With the recession continuing and many states still struggling to balance budgets, the expenses of state universities are increasingly subject to scrutiny. Why do these schools spend so much, legislators wonder. These institutions should operate efficiently, more like businesses.

This discussion is particularly relevant in Maryland, where many colleges are now increasingly class size and cutting services in an effort to increase efficiency. As one writer put it:

After decades of passing price increases almost unchallenged onto their customers, universities are gingerly trying out the kind of cost-accounting and efficiency measures that are routine among businesses.

The University of Maryland Eastern Shore shows what’s possible, at least with some courses. Using larger classes, a dedicated computer lab and a teaching assistant available all day, five days a week, the university cut costs to teach a freshman chemistry course by 70 percent and increased the student pass rate from 55 percent to 70 percent.

One reader, a professor at Maryland’s to Towson University, objects. As Richard Vatz writes in the Baltimore Sun

I cannot speak authoritatively to whether this higher education solution is ever possible in chemistry courses and some other natural sciences, but in the humanities and social sciences it is always educationally destructive. Degrading the quality of professors and instructor-class interaction (such as in on-line courses) will always sacrifice higher education learning and sacrifice it significantly. Moreover, using “pass rate” as evidence of course success is an invalid measure of course integrity, as such rates can easily be manipulated. Subtler indices of classroom success, such as how much material students “absorb,” are impossible to measure and inadequate as well.
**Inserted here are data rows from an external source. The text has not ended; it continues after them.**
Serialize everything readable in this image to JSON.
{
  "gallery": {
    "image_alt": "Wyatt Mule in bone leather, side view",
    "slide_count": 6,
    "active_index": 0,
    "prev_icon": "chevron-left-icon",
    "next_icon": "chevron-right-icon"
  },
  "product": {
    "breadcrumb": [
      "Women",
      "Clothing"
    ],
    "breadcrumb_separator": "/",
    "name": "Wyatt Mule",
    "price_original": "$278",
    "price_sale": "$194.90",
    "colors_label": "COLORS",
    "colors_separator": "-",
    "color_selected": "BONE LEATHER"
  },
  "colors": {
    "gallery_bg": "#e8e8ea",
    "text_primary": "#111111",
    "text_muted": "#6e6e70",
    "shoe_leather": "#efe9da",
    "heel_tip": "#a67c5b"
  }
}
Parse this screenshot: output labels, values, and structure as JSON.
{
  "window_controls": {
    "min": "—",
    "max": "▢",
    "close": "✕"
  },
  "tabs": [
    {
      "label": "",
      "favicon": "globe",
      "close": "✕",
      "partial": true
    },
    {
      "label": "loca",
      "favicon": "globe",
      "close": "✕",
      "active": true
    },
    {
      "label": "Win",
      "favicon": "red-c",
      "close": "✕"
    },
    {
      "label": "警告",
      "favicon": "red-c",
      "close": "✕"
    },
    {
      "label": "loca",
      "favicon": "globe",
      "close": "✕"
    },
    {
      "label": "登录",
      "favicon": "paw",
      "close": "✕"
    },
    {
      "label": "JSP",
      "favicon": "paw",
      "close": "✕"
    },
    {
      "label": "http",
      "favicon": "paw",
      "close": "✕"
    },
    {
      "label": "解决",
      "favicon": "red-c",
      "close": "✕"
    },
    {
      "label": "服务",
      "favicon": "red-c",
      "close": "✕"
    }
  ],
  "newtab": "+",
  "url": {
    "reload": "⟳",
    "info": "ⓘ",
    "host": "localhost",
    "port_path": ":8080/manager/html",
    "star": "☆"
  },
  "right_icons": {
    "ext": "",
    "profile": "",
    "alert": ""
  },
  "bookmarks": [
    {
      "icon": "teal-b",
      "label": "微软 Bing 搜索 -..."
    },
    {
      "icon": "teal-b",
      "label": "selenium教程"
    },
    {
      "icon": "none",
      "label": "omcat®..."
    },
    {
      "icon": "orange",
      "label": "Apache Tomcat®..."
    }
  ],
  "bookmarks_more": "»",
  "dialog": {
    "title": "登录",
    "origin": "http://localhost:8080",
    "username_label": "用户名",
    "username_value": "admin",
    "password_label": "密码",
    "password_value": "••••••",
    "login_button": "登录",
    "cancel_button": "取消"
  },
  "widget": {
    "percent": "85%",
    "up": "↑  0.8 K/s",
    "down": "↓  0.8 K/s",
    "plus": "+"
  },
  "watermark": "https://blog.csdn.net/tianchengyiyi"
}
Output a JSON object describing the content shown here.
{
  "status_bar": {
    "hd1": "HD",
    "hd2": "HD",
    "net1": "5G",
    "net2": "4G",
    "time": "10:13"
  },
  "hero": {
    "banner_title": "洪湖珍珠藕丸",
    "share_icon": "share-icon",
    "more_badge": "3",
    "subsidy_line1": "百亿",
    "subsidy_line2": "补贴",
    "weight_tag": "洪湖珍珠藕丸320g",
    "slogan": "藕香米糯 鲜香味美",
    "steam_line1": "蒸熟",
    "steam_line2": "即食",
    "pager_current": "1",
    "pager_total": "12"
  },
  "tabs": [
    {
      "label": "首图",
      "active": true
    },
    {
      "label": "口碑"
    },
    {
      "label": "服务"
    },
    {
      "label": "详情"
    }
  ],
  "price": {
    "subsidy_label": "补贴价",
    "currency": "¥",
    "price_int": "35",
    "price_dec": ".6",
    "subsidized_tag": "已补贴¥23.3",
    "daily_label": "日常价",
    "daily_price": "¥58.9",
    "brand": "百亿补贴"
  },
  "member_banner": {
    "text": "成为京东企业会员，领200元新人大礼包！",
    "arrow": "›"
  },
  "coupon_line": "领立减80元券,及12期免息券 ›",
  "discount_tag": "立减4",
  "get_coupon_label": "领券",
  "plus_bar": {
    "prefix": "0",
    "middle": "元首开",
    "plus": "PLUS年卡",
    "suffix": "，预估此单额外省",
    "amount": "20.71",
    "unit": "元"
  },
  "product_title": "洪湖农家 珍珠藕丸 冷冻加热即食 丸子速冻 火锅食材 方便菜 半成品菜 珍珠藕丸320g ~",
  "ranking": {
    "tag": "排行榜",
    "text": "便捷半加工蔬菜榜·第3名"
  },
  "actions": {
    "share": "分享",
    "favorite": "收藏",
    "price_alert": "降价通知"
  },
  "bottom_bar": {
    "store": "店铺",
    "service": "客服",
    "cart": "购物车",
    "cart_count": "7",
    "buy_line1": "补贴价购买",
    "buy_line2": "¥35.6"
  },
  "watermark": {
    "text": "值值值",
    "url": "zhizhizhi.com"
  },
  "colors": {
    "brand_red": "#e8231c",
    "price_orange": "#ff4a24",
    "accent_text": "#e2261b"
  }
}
Part of the problem here is that while waste is bad, and efficiency is good, all efficiency is not created equal. Cutting costs might be cheaper, and it might be adequate education, but it might still be less effective education.

For-profit college have demonstrated quite effectively that economic efficiency might often be good for the bottom line, but it doesn’t necessarily mean good teaching and learning. Or, at any rate, cutting more and more costs can only improve education to a point. After a little while, and depending on what the course is, just cramming more people into a room creates something very bad. [Image via]

Daniel Luzer

Daniel Luzer is the news editor at Governing Magazine and former web editor of the Washington Monthly. Find him on Twitter: @Daniel_Luzer